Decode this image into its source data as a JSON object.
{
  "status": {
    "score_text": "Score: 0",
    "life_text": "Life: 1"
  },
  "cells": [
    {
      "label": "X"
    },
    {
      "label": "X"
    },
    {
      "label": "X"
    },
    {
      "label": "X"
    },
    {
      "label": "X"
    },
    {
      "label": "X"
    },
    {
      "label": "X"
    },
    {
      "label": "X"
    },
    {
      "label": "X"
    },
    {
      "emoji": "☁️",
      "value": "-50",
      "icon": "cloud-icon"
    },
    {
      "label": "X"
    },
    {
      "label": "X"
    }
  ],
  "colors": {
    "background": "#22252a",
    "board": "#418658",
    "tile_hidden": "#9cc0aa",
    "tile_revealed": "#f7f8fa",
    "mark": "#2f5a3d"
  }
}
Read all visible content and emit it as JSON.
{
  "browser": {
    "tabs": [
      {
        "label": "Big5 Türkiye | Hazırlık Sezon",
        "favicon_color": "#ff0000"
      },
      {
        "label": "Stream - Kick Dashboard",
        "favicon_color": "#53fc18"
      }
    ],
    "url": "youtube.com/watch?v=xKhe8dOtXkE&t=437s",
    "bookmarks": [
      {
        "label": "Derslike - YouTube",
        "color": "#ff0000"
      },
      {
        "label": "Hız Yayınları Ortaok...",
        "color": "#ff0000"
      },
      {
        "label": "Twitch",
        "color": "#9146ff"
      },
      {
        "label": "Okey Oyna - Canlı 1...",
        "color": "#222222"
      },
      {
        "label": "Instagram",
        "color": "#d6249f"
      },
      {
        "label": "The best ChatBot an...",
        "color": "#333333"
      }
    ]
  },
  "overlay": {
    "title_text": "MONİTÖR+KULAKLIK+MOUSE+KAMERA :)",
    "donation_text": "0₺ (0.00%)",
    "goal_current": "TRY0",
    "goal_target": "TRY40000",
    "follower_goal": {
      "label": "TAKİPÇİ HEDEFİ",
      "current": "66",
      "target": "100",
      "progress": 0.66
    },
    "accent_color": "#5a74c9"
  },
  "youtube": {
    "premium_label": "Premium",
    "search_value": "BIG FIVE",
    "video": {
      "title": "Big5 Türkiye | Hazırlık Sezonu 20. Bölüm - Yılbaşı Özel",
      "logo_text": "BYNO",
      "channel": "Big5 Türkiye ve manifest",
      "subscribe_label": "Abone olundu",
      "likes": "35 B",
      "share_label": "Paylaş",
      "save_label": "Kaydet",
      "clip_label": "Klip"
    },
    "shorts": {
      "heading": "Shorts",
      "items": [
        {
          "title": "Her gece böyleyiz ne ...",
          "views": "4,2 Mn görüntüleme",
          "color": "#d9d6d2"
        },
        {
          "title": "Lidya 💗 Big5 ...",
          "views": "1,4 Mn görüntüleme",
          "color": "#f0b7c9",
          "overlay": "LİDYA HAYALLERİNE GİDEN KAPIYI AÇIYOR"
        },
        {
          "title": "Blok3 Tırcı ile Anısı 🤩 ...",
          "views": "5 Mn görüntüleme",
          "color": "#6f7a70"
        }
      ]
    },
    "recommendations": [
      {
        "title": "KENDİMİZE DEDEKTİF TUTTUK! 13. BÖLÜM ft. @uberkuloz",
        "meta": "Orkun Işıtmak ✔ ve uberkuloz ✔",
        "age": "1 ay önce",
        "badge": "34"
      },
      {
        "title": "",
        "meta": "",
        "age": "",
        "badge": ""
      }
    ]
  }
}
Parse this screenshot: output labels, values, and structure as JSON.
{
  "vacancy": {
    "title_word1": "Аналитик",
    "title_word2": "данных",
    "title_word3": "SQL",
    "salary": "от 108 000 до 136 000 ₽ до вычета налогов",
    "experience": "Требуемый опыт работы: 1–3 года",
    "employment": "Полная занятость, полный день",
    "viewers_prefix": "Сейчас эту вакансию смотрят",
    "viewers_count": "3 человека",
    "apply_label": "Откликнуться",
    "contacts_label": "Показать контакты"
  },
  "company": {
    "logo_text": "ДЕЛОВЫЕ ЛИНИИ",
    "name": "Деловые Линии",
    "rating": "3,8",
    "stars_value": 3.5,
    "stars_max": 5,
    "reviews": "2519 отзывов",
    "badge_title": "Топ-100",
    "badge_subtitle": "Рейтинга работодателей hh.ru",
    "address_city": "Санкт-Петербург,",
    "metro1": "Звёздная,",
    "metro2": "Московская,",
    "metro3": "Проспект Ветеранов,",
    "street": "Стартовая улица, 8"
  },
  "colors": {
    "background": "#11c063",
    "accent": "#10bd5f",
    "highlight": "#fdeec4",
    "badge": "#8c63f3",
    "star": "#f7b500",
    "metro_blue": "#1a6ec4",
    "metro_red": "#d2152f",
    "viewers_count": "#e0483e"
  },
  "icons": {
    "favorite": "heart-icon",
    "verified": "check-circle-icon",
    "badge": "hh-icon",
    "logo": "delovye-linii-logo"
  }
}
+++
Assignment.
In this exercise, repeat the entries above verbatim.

Solution to this exercise.
Decode this image into its source data as a JSON object.
{
  "status": {
    "score_text": "Score: 0",
    "life_text": "Life: 1"
  },
  "cells": [
    {
      "label": "X"
    },
    {
      "label": "X"
    },
    {
      "label": "X"
    },
    {
      "label": "X"
    },
    {
      "label": "X"
    },
    {
      "label": "X"
    },
    {
      "label": "X"
    },
    {
      "label": "X"
    },
    {
      "label": "X"
    },
    {
      "emoji": "☁️",
      "value": "-50",
      "icon": "cloud-icon"
    },
    {
      "label": "X"
    },
    {
      "label": "X"
    }
  ],
  "colors": {
    "background": "#22252a",
    "board": "#418658",
    "tile_hidden": "#9cc0aa",
    "tile_revealed": "#f7f8fa",
    "mark": "#2f5a3d"
  }
}
Read all visible content and emit it as JSON.
{
  "browser": {
    "tabs": [
      {
        "label": "Big5 Türkiye | Hazırlık Sezon",
        "favicon_color": "#ff0000"
      },
      {
        "label": "Stream - Kick Dashboard",
        "favicon_color": "#53fc18"
      }
    ],
    "url": "youtube.com/watch?v=xKhe8dOtXkE&t=437s",
    "bookmarks": [
      {
        "label": "Derslike - YouTube",
        "color": "#ff0000"
      },
      {
        "label": "Hız Yayınları Ortaok...",
        "color": "#ff0000"
      },
      {
        "label": "Twitch",
        "color": "#9146ff"
      },
      {
        "label": "Okey Oyna - Canlı 1...",
        "color": "#222222"
      },
      {
        "label": "Instagram",
        "color": "#d6249f"
      },
      {
        "label": "The best ChatBot an...",
        "color": "#333333"
      }
    ]
  },
  "overlay": {
    "title_text": "MONİTÖR+KULAKLIK+MOUSE+KAMERA :)",
    "donation_text": "0₺ (0.00%)",
    "goal_current": "TRY0",
    "goal_target": "TRY40000",
    "follower_goal": {
      "label": "TAKİPÇİ HEDEFİ",
      "current": "66",
      "target": "100",
      "progress": 0.66
    },
    "accent_color": "#5a74c9"
  },
  "youtube": {
    "premium_label": "Premium",
    "search_value": "BIG FIVE",
    "video": {
      "title": "Big5 Türkiye | Hazırlık Sezonu 20. Bölüm - Yılbaşı Özel",
      "logo_text": "BYNO",
      "channel": "Big5 Türkiye ve manifest",
      "subscribe_label": "Abone olundu",
      "likes": "35 B",
      "share_label": "Paylaş",
      "save_label": "Kaydet",
      "clip_label": "Klip"
    },
    "shorts": {
      "heading": "Shorts",
      "items": [
        {
          "title": "Her gece böyleyiz ne ...",
          "views": "4,2 Mn görüntüleme",
          "color": "#d9d6d2"
        },
        {
          "title": "Lidya 💗 Big5 ...",
          "views": "1,4 Mn görüntüleme",
          "color": "#f0b7c9",
          "overlay": "LİDYA HAYALLERİNE GİDEN KAPIYI AÇIYOR"
        },
        {
          "title": "Blok3 Tırcı ile Anısı 🤩 ...",
          "views": "5 Mn görüntüleme",
          "color": "#6f7a70"
        }
      ]
    },
    "recommendations": [
      {
        "title": "KENDİMİZE DEDEKTİF TUTTUK! 13. BÖLÜM ft. @uberkuloz",
        "meta": "Orkun Işıtmak ✔ ve uberkuloz ✔",
        "age": "1 ay önce",
        "badge": "34"
      },
      {
        "title": "",
        "meta": "",
        "age": "",
        "badge": ""
      }
    ]
  }
}
Parse this screenshot: output labels, values, and structure as JSON.
{
  "vacancy": {
    "title_word1": "Аналитик",
    "title_word2": "данных",
    "title_word3": "SQL",
    "salary": "от 108 000 до 136 000 ₽ до вычета налогов",
    "experience": "Требуемый опыт работы: 1–3 года",
    "employment": "Полная занятость, полный день",
    "viewers_prefix": "Сейчас эту вакансию смотрят",
    "viewers_count": "3 человека",
    "apply_label": "Откликнуться",
    "contacts_label": "Показать контакты"
  },
  "company": {
    "logo_text": "ДЕЛОВЫЕ ЛИНИИ",
    "name": "Деловые Линии",
    "rating": "3,8",
    "stars_value": 3.5,
    "stars_max": 5,
    "reviews": "2519 отзывов",
    "badge_title": "Топ-100",
    "badge_subtitle": "Рейтинга работодателей hh.ru",
    "address_city": "Санкт-Петербург,",
    "metro1": "Звёздная,",
    "metro2": "Московская,",
    "metro3": "Проспект Ветеранов,",
    "street": "Стартовая улица, 8"
  },
  "colors": {
    "background": "#11c063",
    "accent": "#10bd5f",
    "highlight": "#fdeec4",
    "badge": "#8c63f3",
    "star": "#f7b500",
    "metro_blue": "#1a6ec4",
    "metro_red": "#d2152f",
    "viewers_count": "#e0483e"
  },
  "icons": {
    "favorite": "heart-icon",
    "verified": "check-circle-icon",
    "badge": "hh-icon",
    "logo": "delovye-linii-logo"
  }
}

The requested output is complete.